• [What is being asked] Below are some records; copy each line in them that contains "title".

• [Working data]
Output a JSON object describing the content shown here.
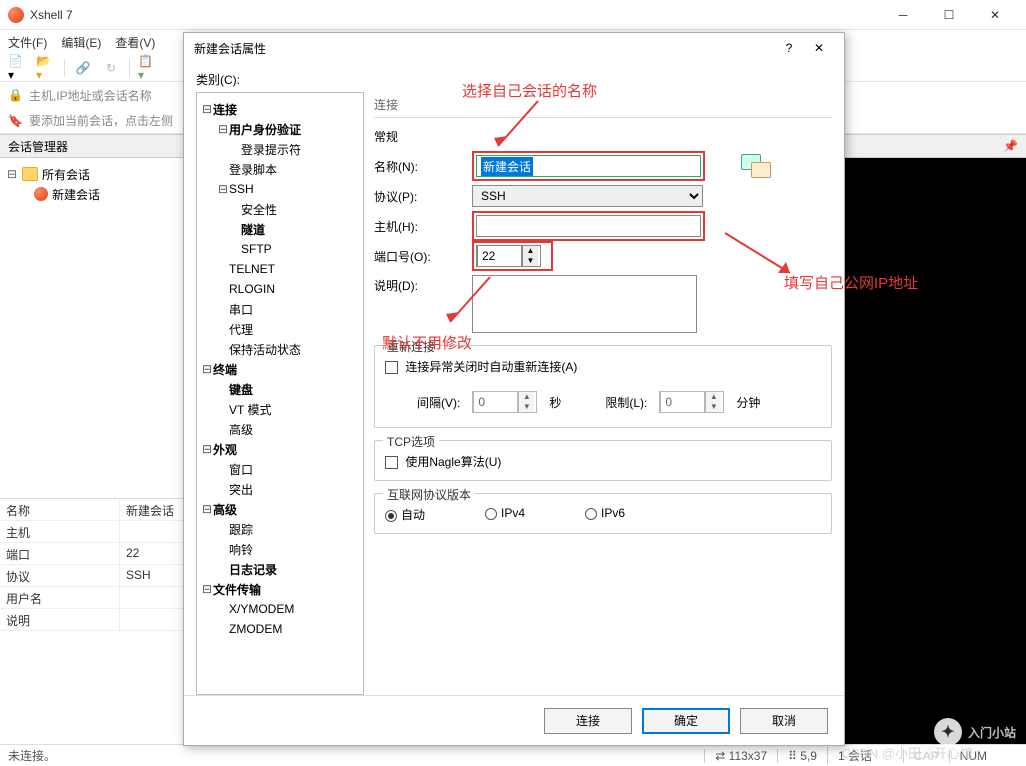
{
  "app": {
    "title": "Xshell 7"
  },
  "menu": {
    "file": "文件(F)",
    "edit": "编辑(E)",
    "view": "查看(V)"
  },
  "addr": {
    "placeholder": "主机,IP地址或会话名称",
    "tip": "要添加当前会话，点击左侧"
  },
  "sessionmgr": {
    "title": "会话管理器"
  },
  "tree": {
    "all": "所有会话",
    "new": "新建会话"
  },
  "props": {
    "name_k": "名称",
    "name_v": "新建会话",
    "host_k": "主机",
    "host_v": "",
    "port_k": "端口",
    "port_v": "22",
    "proto_k": "协议",
    "proto_v": "SSH",
    "user_k": "用户名",
    "user_v": "",
    "desc_k": "说明",
    "desc_v": ""
  },
  "dialog": {
    "title": "新建会话属性",
    "category": "类别(C):",
    "section": "连接",
    "general": "常规",
    "name_l": "名称(N):",
    "name_v": "新建会话",
    "proto_l": "协议(P):",
    "proto_v": "SSH",
    "host_l": "主机(H):",
    "host_v": "",
    "port_l": "端口号(O):",
    "port_v": "22",
    "desc_l": "说明(D):",
    "desc_v": "",
    "reconnect_g": "重新连接",
    "reconnect_cb": "连接异常关闭时自动重新连接(A)",
    "interval_l": "间隔(V):",
    "interval_v": "0",
    "sec": "秒",
    "limit_l": "限制(L):",
    "limit_v": "0",
    "min": "分钟",
    "tcp_g": "TCP选项",
    "nagle_cb": "使用Nagle算法(U)",
    "ipver_g": "互联网协议版本",
    "auto": "自动",
    "ipv4": "IPv4",
    "ipv6": "IPv6",
    "connect": "连接",
    "ok": "确定",
    "cancel": "取消"
  },
  "cat": {
    "conn": "连接",
    "auth": "用户身份验证",
    "prompt": "登录提示符",
    "script": "登录脚本",
    "ssh": "SSH",
    "sec": "安全性",
    "tunnel": "隧道",
    "sftp": "SFTP",
    "telnet": "TELNET",
    "rlogin": "RLOGIN",
    "serial": "串口",
    "proxy": "代理",
    "keep": "保持活动状态",
    "term": "终端",
    "kbd": "键盘",
    "vt": "VT 模式",
    "adv": "高级",
    "appear": "外观",
    "win": "窗口",
    "highlight": "突出",
    "adv2": "高级",
    "trace": "跟踪",
    "bell": "响铃",
    "log": "日志记录",
    "ft": "文件传输",
    "xy": "X/YMODEM",
    "zm": "ZMODEM"
  },
  "annot": {
    "a1": "选择自己会话的名称",
    "a2": "填写自己公网IP地址",
    "a3": "默认不用修改"
  },
  "status": {
    "disconnected": "未连接。",
    "size": "113x37",
    "pos": "5,9",
    "sess": "1 会话",
    "caps": "CAP",
    "num": "NUM"
  },
  "wm": {
    "t1": "入门小站",
    "t2": "CSDN @小田『开心馆』"
  }
}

• [Exercise response]
    "title": "Xshell 7"
    "title": "会话管理器"
    "title": "新建会话属性",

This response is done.